and flasks of water from hand to hand.
The city was a giant ear, listening for news
of the dictator. (Sound travels swift through
a mass of suffering bodies.) Snipers perched
like birds on the peripheries of buildings.
Thickening contrails striped the sky.
Two ravens flew side-by-side over the abandoned
palace, trading hoarse commentary. When night came,
the people scaled the gates. What did they see?
Papers of state whirling in the fireplace. Masses
of ball gowns choking the closet, shoes lined with satin
and pearls; gilt-edged murals above the staircase.
Days and nights of upheaval, their new history
alive; the old one writhing on the floor
with a blur around its mouth like hoarfrost.

I've shared a poem that, if you are old enough or else fond of reading about post-colonial history, may remind you of a time when Aquino followers seized the state broadcasting station in Manila. The autocratic Ferdinand Marcos and his retinue fled the Philippines and People Power, and Malacañang Palace was overrun--and the world learned exactly how many "ball gowns choking the closet, shoes lined with satin" Imelda Marcos possessed. Those shoes out-Kardashianed our celebrities. If you are neither of those things, the poem will stand as a kind of mythic tale of transformation.

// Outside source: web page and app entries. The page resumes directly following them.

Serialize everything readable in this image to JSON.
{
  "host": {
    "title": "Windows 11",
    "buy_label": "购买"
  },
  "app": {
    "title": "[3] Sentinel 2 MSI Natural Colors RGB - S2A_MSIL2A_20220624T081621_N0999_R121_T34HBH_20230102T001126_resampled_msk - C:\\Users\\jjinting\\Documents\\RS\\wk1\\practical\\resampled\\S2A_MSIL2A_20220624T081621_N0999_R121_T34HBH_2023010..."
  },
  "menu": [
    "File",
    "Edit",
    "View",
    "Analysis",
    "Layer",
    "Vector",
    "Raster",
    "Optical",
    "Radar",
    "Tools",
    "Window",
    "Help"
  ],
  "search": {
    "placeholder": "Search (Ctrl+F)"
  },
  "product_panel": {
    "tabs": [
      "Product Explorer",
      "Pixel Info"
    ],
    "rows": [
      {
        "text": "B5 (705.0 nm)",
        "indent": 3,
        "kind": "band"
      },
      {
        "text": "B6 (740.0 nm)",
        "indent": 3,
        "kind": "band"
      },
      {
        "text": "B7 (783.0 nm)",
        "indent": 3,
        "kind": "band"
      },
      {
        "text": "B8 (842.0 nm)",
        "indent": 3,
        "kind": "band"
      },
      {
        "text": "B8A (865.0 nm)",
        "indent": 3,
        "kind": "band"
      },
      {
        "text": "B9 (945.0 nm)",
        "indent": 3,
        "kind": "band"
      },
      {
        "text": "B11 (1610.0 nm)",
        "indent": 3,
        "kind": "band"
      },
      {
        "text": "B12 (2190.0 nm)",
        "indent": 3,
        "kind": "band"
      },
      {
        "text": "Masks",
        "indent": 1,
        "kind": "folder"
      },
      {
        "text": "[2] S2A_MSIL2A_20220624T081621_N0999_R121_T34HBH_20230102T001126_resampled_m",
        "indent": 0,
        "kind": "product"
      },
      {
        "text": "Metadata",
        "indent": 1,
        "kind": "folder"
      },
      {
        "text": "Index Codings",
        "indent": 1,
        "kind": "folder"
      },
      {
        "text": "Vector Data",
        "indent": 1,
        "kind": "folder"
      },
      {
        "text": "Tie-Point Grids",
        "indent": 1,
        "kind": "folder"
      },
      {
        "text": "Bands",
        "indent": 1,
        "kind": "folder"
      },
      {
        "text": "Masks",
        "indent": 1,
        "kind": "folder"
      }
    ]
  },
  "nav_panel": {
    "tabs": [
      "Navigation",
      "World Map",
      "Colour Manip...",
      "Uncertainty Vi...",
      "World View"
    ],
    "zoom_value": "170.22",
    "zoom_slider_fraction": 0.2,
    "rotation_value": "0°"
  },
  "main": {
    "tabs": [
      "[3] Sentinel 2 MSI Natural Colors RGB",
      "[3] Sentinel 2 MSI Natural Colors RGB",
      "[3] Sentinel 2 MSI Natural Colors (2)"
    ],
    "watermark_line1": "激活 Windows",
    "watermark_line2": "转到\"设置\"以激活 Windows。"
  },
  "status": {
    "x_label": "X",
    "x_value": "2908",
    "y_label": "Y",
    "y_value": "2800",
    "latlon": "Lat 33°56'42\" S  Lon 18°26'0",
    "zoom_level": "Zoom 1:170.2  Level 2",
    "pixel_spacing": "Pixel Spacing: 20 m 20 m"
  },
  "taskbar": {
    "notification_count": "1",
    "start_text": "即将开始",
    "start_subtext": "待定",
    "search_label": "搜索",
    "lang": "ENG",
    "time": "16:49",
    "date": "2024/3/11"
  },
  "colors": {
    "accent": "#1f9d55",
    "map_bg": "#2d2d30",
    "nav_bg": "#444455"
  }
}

The world and the image-rich language in the poem is an interesting mix of war and devotion--"soldiers whose phalanxes / we broke with prayers and sandwiches made / by mothers, teachers and nuns passing rosaries / and flasks of water." Like the metaphysical Body of Christ, made up of believers, the city is all one, "a mass of suffering bodies," "a giant ear, listening for news." They also look skyward for omens, finding snipers like birds, the stripes of contrails, and ravens over the palace. In the end, the "mass of bodies" looks not upward but down to the floor to see a cold death and a resurrection: "Days and nights of upheaval, their new history / alive; the old one writhing on the floor / with a blur around its mouth like hoarfrost."